It can be extremely difficult to completely clean up an area when a pesticide has been spilled. For this reason, you should never store these products in the kitchen or other living areas.
If a pesticide leaks or is spilled in the garage, on the driveway, or other outdoor areas, do not hose down the spill. This will cause further contamination and may carry the pesticide to storm sewers or other water sources. The best way to clean a small spill is to:
- Surround the contaminated area with soil.
- Sprinkle sawdust, kitty litter, vermiculite, or some other absorbent material over the spill.
- Shovel or sweep the absorbent material into a sturdy plastic garbage bag and put it in the trash.
- Wear rubber gloves, long pants, and rubber boots while cleaning up to protect yourself from exposure to the chemicals.
- Keep pets and other people away.
- Wash down the area with a solution of water and bleach, ammonia, or a strong detergent if the spill is on an impermeable surface.
What to Do With Leftovers
Pesticides should never be buried in your yard, burned, or poured into storm drains or your toilet. Some pesticides and their containers release toxic fumes when burned or wetted, and sewage treatment plants do not use the kinds of microbes that would neutralize the pesticide's harmful effects. Septic systems can be harmed by pesticides as well. The best method for safely disposing of pesticides is to buy only as much as you plan to use within a two-year period, and to use them up according to label instructions.

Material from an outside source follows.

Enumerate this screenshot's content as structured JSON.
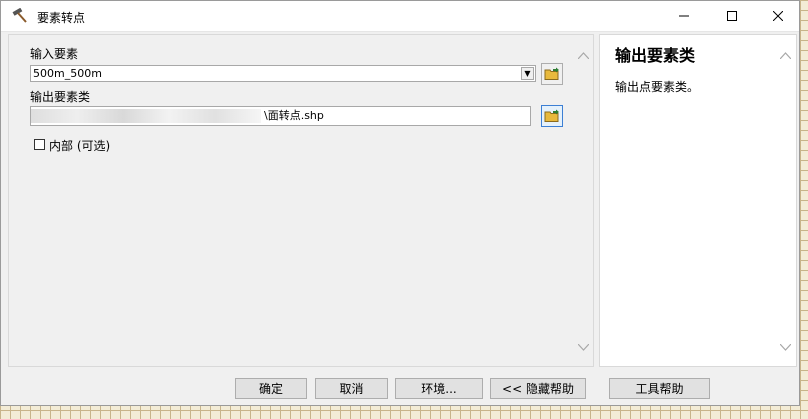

Federal law now requires that pesticides made for home use be labeled as to the appropriate disposal method. Again, it is essential that you read the label carefully and follow its directions. Consult a Cornell Cooperative Extension agent for guidance in disposal of older pesticides with unreadable labels.